Recorded information:
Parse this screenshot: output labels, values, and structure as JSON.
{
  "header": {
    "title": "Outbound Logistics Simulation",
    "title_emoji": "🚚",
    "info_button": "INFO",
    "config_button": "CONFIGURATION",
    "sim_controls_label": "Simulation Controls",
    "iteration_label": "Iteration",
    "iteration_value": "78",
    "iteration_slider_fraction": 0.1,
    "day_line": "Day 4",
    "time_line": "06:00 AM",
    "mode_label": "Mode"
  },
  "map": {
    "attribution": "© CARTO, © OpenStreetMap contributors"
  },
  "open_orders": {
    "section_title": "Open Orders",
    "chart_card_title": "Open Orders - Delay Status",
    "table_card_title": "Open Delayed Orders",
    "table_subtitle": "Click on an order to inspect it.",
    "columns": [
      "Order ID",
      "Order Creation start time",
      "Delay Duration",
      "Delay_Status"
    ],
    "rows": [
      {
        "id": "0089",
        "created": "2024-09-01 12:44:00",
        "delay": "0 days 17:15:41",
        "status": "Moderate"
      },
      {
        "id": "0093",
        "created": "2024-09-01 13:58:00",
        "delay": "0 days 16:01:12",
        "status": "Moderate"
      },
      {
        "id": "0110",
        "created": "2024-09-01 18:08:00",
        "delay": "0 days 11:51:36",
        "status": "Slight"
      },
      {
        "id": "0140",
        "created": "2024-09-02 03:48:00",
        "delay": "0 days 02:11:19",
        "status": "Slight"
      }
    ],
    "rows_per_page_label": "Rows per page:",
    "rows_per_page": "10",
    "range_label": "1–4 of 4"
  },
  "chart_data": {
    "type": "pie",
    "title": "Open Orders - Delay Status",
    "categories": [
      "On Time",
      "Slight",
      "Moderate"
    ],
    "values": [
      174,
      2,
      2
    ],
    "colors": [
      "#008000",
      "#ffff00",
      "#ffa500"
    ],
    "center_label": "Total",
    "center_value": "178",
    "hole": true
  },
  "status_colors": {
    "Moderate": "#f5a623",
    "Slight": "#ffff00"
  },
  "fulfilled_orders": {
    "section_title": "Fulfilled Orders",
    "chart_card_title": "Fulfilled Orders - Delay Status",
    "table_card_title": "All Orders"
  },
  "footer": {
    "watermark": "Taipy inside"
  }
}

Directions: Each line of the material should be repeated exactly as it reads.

Reply to the exercise:
Parse this screenshot: output labels, values, and structure as JSON.
{
  "header": {
    "title": "Outbound Logistics Simulation",
    "title_emoji": "🚚",
    "info_button": "INFO",
    "config_button": "CONFIGURATION",
    "sim_controls_label": "Simulation Controls",
    "iteration_label": "Iteration",
    "iteration_value": "78",
    "iteration_slider_fraction": 0.1,
    "day_line": "Day 4",
    "time_line": "06:00 AM",
    "mode_label": "Mode"
  },
  "map": {
    "attribution": "© CARTO, © OpenStreetMap contributors"
  },
  "open_orders": {
    "section_title": "Open Orders",
    "chart_card_title": "Open Orders - Delay Status",
    "table_card_title": "Open Delayed Orders",
    "table_subtitle": "Click on an order to inspect it.",
    "columns": [
      "Order ID",
      "Order Creation start time",
      "Delay Duration",
      "Delay_Status"
    ],
    "rows": [
      {
        "id": "0089",
        "created": "2024-09-01 12:44:00",
        "delay": "0 days 17:15:41",
        "status": "Moderate"
      },
      {
        "id": "0093",
        "created": "2024-09-01 13:58:00",
        "delay": "0 days 16:01:12",
        "status": "Moderate"
      },
      {
        "id": "0110",
        "created": "2024-09-01 18:08:00",
        "delay": "0 days 11:51:36",
        "status": "Slight"
      },
      {
        "id": "0140",
        "created": "2024-09-02 03:48:00",
        "delay": "0 days 02:11:19",
        "status": "Slight"
      }
    ],
    "rows_per_page_label": "Rows per page:",
    "rows_per_page": "10",
    "range_label": "1–4 of 4"
  },
  "chart_data": {
    "type": "pie",
    "title": "Open Orders - Delay Status",
    "categories": [
      "On Time",
      "Slight",
      "Moderate"
    ],
    "values": [
      174,
      2,
      2
    ],
    "colors": [
      "#008000",
      "#ffff00",
      "#ffa500"
    ],
    "center_label": "Total",
    "center_value": "178",
    "hole": true
  },
  "status_colors": {
    "Moderate": "#f5a623",
    "Slight": "#ffff00"
  },
  "fulfilled_orders": {
    "section_title": "Fulfilled Orders",
    "chart_card_title": "Fulfilled Orders - Delay Status",
    "table_card_title": "All Orders"
  },
  "footer": {
    "watermark": "Taipy inside"
  }
}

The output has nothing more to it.